_Exercise_:
Without changing a single word, restate the entries below.
....
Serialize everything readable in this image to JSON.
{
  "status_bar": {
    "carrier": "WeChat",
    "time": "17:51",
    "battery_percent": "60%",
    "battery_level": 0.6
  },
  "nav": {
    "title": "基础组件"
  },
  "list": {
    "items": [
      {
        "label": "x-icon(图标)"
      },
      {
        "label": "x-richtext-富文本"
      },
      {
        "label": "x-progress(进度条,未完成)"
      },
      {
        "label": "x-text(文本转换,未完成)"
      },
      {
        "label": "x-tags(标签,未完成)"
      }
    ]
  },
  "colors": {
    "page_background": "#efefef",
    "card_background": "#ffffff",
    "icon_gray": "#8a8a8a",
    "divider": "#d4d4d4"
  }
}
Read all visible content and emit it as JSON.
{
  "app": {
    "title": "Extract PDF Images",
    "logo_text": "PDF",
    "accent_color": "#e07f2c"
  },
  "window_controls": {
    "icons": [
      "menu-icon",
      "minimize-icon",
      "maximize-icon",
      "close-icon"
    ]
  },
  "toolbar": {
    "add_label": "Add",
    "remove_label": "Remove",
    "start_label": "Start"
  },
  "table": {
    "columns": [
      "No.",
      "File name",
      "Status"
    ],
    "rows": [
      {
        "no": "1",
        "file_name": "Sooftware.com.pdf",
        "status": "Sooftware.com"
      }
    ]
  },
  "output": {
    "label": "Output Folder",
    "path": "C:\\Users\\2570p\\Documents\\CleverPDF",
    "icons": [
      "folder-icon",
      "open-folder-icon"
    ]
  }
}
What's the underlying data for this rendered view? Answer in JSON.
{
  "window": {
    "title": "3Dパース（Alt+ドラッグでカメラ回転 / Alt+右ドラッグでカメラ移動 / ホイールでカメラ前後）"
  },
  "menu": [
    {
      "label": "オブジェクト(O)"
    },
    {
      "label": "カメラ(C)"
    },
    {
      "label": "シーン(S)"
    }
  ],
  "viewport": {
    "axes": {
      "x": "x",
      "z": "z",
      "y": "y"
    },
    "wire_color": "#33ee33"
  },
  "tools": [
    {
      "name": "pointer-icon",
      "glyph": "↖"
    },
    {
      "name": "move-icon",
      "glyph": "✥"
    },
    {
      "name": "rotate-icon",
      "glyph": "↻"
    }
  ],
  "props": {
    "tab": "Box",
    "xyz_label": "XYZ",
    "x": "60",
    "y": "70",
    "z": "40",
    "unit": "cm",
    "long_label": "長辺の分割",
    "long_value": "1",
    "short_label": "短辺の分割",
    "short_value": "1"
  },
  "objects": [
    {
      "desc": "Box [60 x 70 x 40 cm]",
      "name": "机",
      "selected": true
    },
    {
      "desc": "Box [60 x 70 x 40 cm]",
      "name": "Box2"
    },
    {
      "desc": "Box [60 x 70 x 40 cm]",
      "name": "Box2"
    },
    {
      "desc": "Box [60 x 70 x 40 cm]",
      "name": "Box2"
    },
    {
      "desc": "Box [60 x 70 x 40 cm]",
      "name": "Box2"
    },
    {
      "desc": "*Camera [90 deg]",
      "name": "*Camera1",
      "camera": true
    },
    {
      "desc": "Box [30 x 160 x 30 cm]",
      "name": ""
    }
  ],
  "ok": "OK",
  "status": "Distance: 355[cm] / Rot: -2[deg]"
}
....
_Written response_:
Serialize everything readable in this image to JSON.
{
  "status_bar": {
    "carrier": "WeChat",
    "time": "17:51",
    "battery_percent": "60%",
    "battery_level": 0.6
  },
  "nav": {
    "title": "基础组件"
  },
  "list": {
    "items": [
      {
        "label": "x-icon(图标)"
      },
      {
        "label": "x-richtext-富文本"
      },
      {
        "label": "x-progress(进度条,未完成)"
      },
      {
        "label": "x-text(文本转换,未完成)"
      },
      {
        "label": "x-tags(标签,未完成)"
      }
    ]
  },
  "colors": {
    "page_background": "#efefef",
    "card_background": "#ffffff",
    "icon_gray": "#8a8a8a",
    "divider": "#d4d4d4"
  }
}
Read all visible content and emit it as JSON.
{
  "app": {
    "title": "Extract PDF Images",
    "logo_text": "PDF",
    "accent_color": "#e07f2c"
  },
  "window_controls": {
    "icons": [
      "menu-icon",
      "minimize-icon",
      "maximize-icon",
      "close-icon"
    ]
  },
  "toolbar": {
    "add_label": "Add",
    "remove_label": "Remove",
    "start_label": "Start"
  },
  "table": {
    "columns": [
      "No.",
      "File name",
      "Status"
    ],
    "rows": [
      {
        "no": "1",
        "file_name": "Sooftware.com.pdf",
        "status": "Sooftware.com"
      }
    ]
  },
  "output": {
    "label": "Output Folder",
    "path": "C:\\Users\\2570p\\Documents\\CleverPDF",
    "icons": [
      "folder-icon",
      "open-folder-icon"
    ]
  }
}
What's the underlying data for this rendered view? Answer in JSON.
{
  "window": {
    "title": "3Dパース（Alt+ドラッグでカメラ回転 / Alt+右ドラッグでカメラ移動 / ホイールでカメラ前後）"
  },
  "menu": [
    {
      "label": "オブジェクト(O)"
    },
    {
      "label": "カメラ(C)"
    },
    {
      "label": "シーン(S)"
    }
  ],
  "viewport": {
    "axes": {
      "x": "x",
      "z": "z",
      "y": "y"
    },
    "wire_color": "#33ee33"
  },
  "tools": [
    {
      "name": "pointer-icon",
      "glyph": "↖"
    },
    {
      "name": "move-icon",
      "glyph": "✥"
    },
    {
      "name": "rotate-icon",
      "glyph": "↻"
    }
  ],
  "props": {
    "tab": "Box",
    "xyz_label": "XYZ",
    "x": "60",
    "y": "70",
    "z": "40",
    "unit": "cm",
    "long_label": "長辺の分割",
    "long_value": "1",
    "short_label": "短辺の分割",
    "short_value": "1"
  },
  "objects": [
    {
      "desc": "Box [60 x 70 x 40 cm]",
      "name": "机",
      "selected": true
    },
    {
      "desc": "Box [60 x 70 x 40 cm]",
      "name": "Box2"
    },
    {
      "desc": "Box [60 x 70 x 40 cm]",
      "name": "Box2"
    },
    {
      "desc": "Box [60 x 70 x 40 cm]",
      "name": "Box2"
    },
    {
      "desc": "Box [60 x 70 x 40 cm]",
      "name": "Box2"
    },
    {
      "desc": "*Camera [90 deg]",
      "name": "*Camera1",
      "camera": true
    },
    {
      "desc": "Box [30 x 160 x 30 cm]",
      "name": ""
    }
  ],
  "ok": "OK",
  "status": "Distance: 355[cm] / Rot: -2[deg]"
}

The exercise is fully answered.